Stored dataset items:
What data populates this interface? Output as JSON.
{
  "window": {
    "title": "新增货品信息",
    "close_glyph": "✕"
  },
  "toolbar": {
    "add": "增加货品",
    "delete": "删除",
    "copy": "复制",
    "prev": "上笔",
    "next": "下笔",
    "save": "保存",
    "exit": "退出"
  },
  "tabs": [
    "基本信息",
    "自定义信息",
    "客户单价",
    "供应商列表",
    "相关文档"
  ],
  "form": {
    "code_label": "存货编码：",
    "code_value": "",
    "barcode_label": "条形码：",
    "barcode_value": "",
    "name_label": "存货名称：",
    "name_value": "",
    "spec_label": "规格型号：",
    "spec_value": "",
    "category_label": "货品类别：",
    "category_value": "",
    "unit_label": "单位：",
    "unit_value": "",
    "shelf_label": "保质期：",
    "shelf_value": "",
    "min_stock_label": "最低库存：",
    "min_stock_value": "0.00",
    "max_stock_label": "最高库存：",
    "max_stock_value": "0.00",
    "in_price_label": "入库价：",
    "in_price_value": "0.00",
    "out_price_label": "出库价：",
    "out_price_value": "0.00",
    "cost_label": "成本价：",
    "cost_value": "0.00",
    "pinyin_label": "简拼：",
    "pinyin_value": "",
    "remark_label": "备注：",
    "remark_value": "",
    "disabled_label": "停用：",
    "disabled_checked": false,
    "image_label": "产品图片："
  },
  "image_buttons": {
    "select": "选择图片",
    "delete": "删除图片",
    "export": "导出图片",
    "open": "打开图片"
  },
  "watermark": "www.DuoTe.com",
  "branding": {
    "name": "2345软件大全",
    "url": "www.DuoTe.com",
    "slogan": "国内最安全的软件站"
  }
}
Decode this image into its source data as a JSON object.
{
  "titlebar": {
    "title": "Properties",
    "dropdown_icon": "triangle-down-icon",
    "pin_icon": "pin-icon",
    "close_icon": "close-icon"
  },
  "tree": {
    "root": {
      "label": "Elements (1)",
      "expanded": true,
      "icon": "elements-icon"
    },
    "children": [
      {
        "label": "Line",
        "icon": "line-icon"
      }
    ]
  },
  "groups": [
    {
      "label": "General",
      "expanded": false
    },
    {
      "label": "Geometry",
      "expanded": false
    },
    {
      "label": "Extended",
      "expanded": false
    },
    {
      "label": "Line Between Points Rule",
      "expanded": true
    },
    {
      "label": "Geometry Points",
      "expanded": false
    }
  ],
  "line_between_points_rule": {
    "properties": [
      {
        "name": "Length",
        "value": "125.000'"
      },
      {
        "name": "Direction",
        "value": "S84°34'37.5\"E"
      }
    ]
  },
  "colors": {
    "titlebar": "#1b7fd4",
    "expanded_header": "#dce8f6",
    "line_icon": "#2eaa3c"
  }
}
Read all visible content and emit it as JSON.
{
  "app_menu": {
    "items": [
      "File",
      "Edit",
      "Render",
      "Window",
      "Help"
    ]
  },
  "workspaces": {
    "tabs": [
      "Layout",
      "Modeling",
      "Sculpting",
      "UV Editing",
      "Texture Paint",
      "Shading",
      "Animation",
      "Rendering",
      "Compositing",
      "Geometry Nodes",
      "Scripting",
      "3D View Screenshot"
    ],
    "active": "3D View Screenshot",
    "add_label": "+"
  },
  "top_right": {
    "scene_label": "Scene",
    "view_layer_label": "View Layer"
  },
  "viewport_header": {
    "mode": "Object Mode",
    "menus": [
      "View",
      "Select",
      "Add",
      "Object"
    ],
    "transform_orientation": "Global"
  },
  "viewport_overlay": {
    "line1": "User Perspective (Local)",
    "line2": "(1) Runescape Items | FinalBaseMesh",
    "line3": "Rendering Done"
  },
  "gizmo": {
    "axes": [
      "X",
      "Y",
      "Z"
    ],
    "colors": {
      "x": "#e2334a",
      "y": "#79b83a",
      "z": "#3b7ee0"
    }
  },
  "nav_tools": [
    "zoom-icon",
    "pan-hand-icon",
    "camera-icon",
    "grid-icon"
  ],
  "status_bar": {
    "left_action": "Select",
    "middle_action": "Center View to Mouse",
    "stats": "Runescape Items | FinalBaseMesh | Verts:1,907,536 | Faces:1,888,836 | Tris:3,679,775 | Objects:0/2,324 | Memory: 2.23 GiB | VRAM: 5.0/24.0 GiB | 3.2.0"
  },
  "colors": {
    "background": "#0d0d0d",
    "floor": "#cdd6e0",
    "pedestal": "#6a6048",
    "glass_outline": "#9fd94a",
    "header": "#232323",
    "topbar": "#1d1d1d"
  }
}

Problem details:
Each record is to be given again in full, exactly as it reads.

Result:
What data populates this interface? Output as JSON.
{
  "window": {
    "title": "新增货品信息",
    "close_glyph": "✕"
  },
  "toolbar": {
    "add": "增加货品",
    "delete": "删除",
    "copy": "复制",
    "prev": "上笔",
    "next": "下笔",
    "save": "保存",
    "exit": "退出"
  },
  "tabs": [
    "基本信息",
    "自定义信息",
    "客户单价",
    "供应商列表",
    "相关文档"
  ],
  "form": {
    "code_label": "存货编码：",
    "code_value": "",
    "barcode_label": "条形码：",
    "barcode_value": "",
    "name_label": "存货名称：",
    "name_value": "",
    "spec_label": "规格型号：",
    "spec_value": "",
    "category_label": "货品类别：",
    "category_value": "",
    "unit_label": "单位：",
    "unit_value": "",
    "shelf_label": "保质期：",
    "shelf_value": "",
    "min_stock_label": "最低库存：",
    "min_stock_value": "0.00",
    "max_stock_label": "最高库存：",
    "max_stock_value": "0.00",
    "in_price_label": "入库价：",
    "in_price_value": "0.00",
    "out_price_label": "出库价：",
    "out_price_value": "0.00",
    "cost_label": "成本价：",
    "cost_value": "0.00",
    "pinyin_label": "简拼：",
    "pinyin_value": "",
    "remark_label": "备注：",
    "remark_value": "",
    "disabled_label": "停用：",
    "disabled_checked": false,
    "image_label": "产品图片："
  },
  "image_buttons": {
    "select": "选择图片",
    "delete": "删除图片",
    "export": "导出图片",
    "open": "打开图片"
  },
  "watermark": "www.DuoTe.com",
  "branding": {
    "name": "2345软件大全",
    "url": "www.DuoTe.com",
    "slogan": "国内最安全的软件站"
  }
}
Decode this image into its source data as a JSON object.
{
  "titlebar": {
    "title": "Properties",
    "dropdown_icon": "triangle-down-icon",
    "pin_icon": "pin-icon",
    "close_icon": "close-icon"
  },
  "tree": {
    "root": {
      "label": "Elements (1)",
      "expanded": true,
      "icon": "elements-icon"
    },
    "children": [
      {
        "label": "Line",
        "icon": "line-icon"
      }
    ]
  },
  "groups": [
    {
      "label": "General",
      "expanded": false
    },
    {
      "label": "Geometry",
      "expanded": false
    },
    {
      "label": "Extended",
      "expanded": false
    },
    {
      "label": "Line Between Points Rule",
      "expanded": true
    },
    {
      "label": "Geometry Points",
      "expanded": false
    }
  ],
  "line_between_points_rule": {
    "properties": [
      {
        "name": "Length",
        "value": "125.000'"
      },
      {
        "name": "Direction",
        "value": "S84°34'37.5\"E"
      }
    ]
  },
  "colors": {
    "titlebar": "#1b7fd4",
    "expanded_header": "#dce8f6",
    "line_icon": "#2eaa3c"
  }
}
Read all visible content and emit it as JSON.
{
  "app_menu": {
    "items": [
      "File",
      "Edit",
      "Render",
      "Window",
      "Help"
    ]
  },
  "workspaces": {
    "tabs": [
      "Layout",
      "Modeling",
      "Sculpting",
      "UV Editing",
      "Texture Paint",
      "Shading",
      "Animation",
      "Rendering",
      "Compositing",
      "Geometry Nodes",
      "Scripting",
      "3D View Screenshot"
    ],
    "active": "3D View Screenshot",
    "add_label": "+"
  },
  "top_right": {
    "scene_label": "Scene",
    "view_layer_label": "View Layer"
  },
  "viewport_header": {
    "mode": "Object Mode",
    "menus": [
      "View",
      "Select",
      "Add",
      "Object"
    ],
    "transform_orientation": "Global"
  },
  "viewport_overlay": {
    "line1": "User Perspective (Local)",
    "line2": "(1) Runescape Items | FinalBaseMesh",
    "line3": "Rendering Done"
  },
  "gizmo": {
    "axes": [
      "X",
      "Y",
      "Z"
    ],
    "colors": {
      "x": "#e2334a",
      "y": "#79b83a",
      "z": "#3b7ee0"
    }
  },
  "nav_tools": [
    "zoom-icon",
    "pan-hand-icon",
    "camera-icon",
    "grid-icon"
  ],
  "status_bar": {
    "left_action": "Select",
    "middle_action": "Center View to Mouse",
    "stats": "Runescape Items | FinalBaseMesh | Verts:1,907,536 | Faces:1,888,836 | Tris:3,679,775 | Objects:0/2,324 | Memory: 2.23 GiB | VRAM: 5.0/24.0 GiB | 3.2.0"
  },
  "colors": {
    "background": "#0d0d0d",
    "floor": "#cdd6e0",
    "pedestal": "#6a6048",
    "glass_outline": "#9fd94a",
    "header": "#232323",
    "topbar": "#1d1d1d"
  }
}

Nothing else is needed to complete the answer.